For six years, Stephen Fry has fronted Britain's premier film awards with trademark panache. Yet for all his ease and charm, he was concealing crippling nerves.
Now, the celebrated comic actor, who recently revealed his struggle with manic depression in a prime time documentary, is to hang up his tuxedo. Fry, 49, announced he will no longer put himself through the ordeal of presenting the Bafta film awards in front of some of the biggest names in Hollywood.
The star, who is loved by millions as the quintessential Englishman, revealed recently that he had suffered extreme stagefright prior to his appearances before an A-list audience at the Baftas. He said last night: "It has been a tremendous six years, and I look forward to watching it without nerves in the future."
The Cambridge-educated comedian and novelist, who rose to prominence alongside longstanding collaborator Hugh Laurie, has long struggled with mental illness and the emotional pressures of his profession. His sudden disappearance from the stage of the West End play Cell Mates in 1995, causing the production to close amid concern that he had taken his life after he fled the UK for Belgium.
This summer Fry, who suffers from bipolar disorder, revealed that he had indeed come close to suicide after suffering a breakdown. In a two-part documentary for BBC2 about manic depression, Fry said: "I went into my garage, sealed the door with a duvet I'd brought and got into my car. I sat there for at least, I think, two hours in the car, my hands on the ignition key."
Only after returning to Britain was Fry, whose private life has long been the subject of fascination after he revealed he was celibate for 16 years, was diagnosed with bipolar disorder. He said: "I'd never heard the word before, but for the first time at the age of 37, I had a diagnosis that explains the massive highs and miserable lows I've lived with all my life."

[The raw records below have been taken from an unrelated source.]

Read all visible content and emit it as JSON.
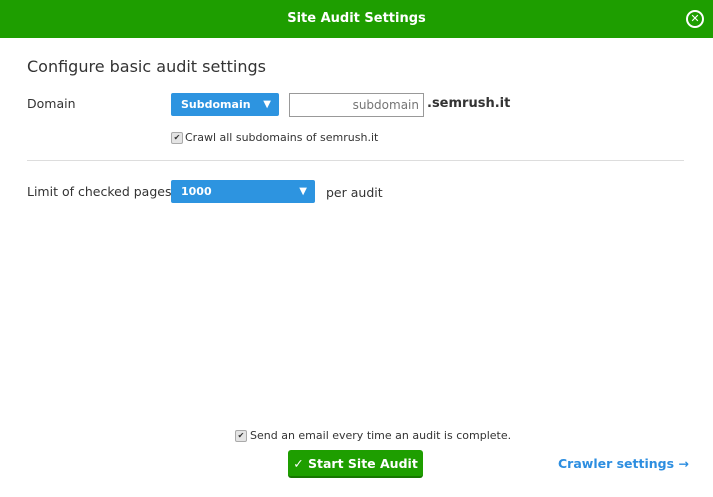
{
  "header": {
    "title": "Site Audit Settings"
  },
  "heading": "Configure basic audit settings",
  "domain": {
    "label": "Domain",
    "type_selected": "Subdomain",
    "input_placeholder": "subdomain",
    "suffix": ".semrush.it",
    "crawl_all_label": "Crawl all subdomains of semrush.it",
    "crawl_all_checked": true
  },
  "limit": {
    "label": "Limit of checked pages",
    "selected": "1000",
    "suffix": "per audit"
  },
  "footer": {
    "email_label": "Send an email every time an audit is complete.",
    "email_checked": true,
    "start_button": "Start Site Audit",
    "crawler_link": "Crawler settings"
  },
  "colors": {
    "brand": "#1e9e00",
    "accent": "#2d94e0"
  }
}
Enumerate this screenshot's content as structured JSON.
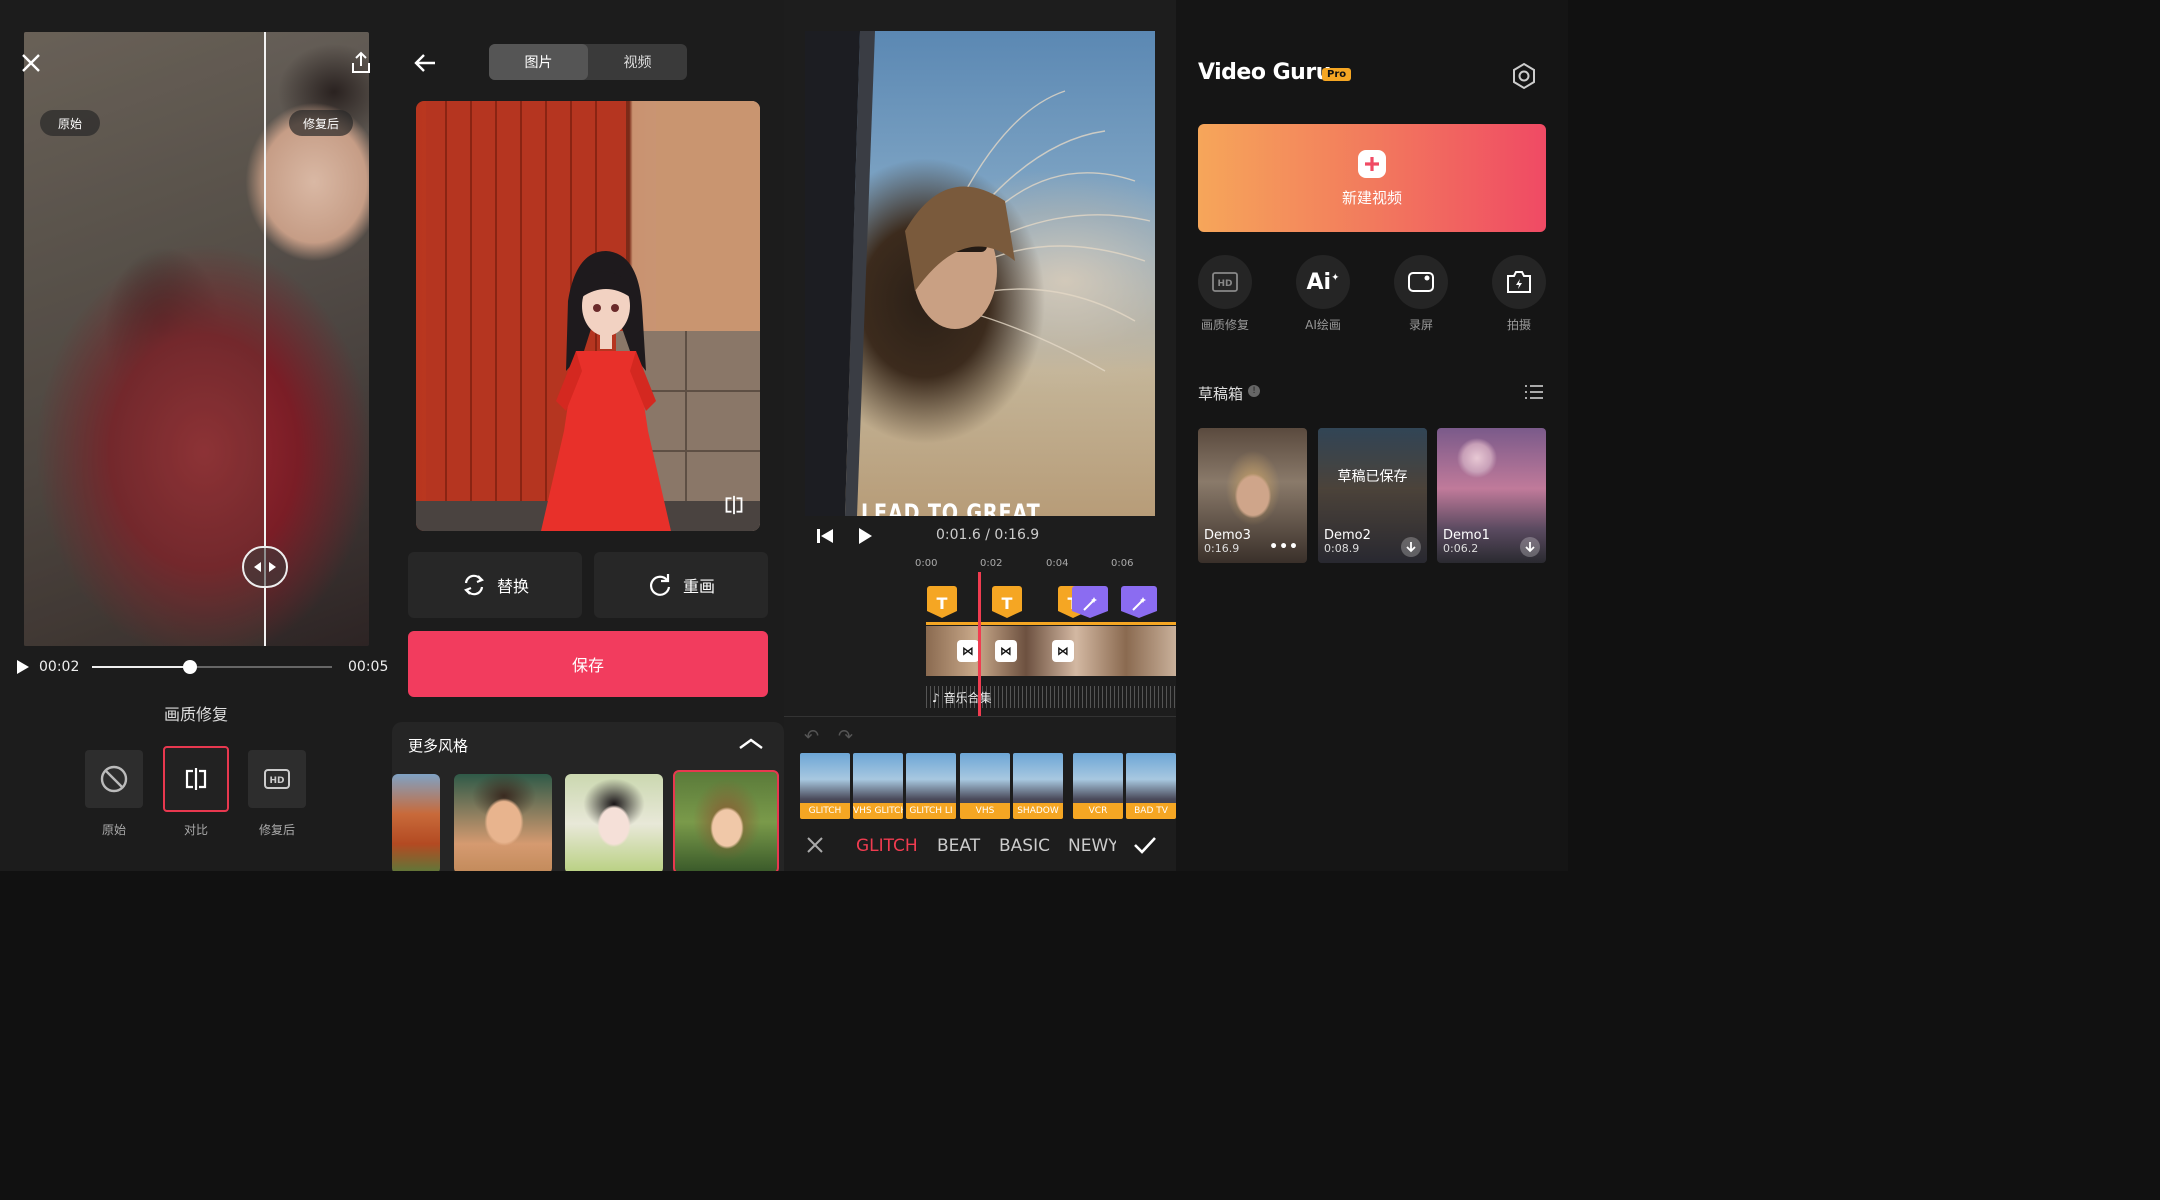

The actor, who describes himself as "emotionally rehabilitated" on his website, has returned to prominence with a series of roles from an Oscar Wilde biopic to the host of the BBC quiz show, QI, and the advertising frontman for Twinings Tea.
BBC and Bafta bosses yesterday paid tribute to Fry for his compering performances, which once included him departing from his usual urbanity by ending a ceremony with the words: "That's enough tedious wank from me. Let's party."
David Parfitt, chairman of the Bafta Film Committee, said: "Stephen has been a wonderful host and it has been a pleasure to work with him for the last six years. We hope to invite him back as a nominee in the not too distant future."
Peter Fincham, controller of BBC1, which broadcasts the ceremony, said: "Stephen Fry has been the mainstay of the awards for six years, where he has been brilliant, but I entirely respect his wish to hang up his dinner jacket."
Despite the praise for Fry, whose numerous television credits include Blackadder and Jeeves and Wooster, the Baftas - the UK's answer to the Oscars - have attracted a dwindling television audience.
The academy attempted to increase the relevance of the awards in 2002 by switching the ceremony from April or May to February to ensure they came before the Oscars in March. But the audience for this February's awards was about three million, a reduction of 1.4 million on 2005 and 2.7 million below its peak in 2004.
Bafta is now looking for a new host, with Jonathan Ross said to be already in negotiations.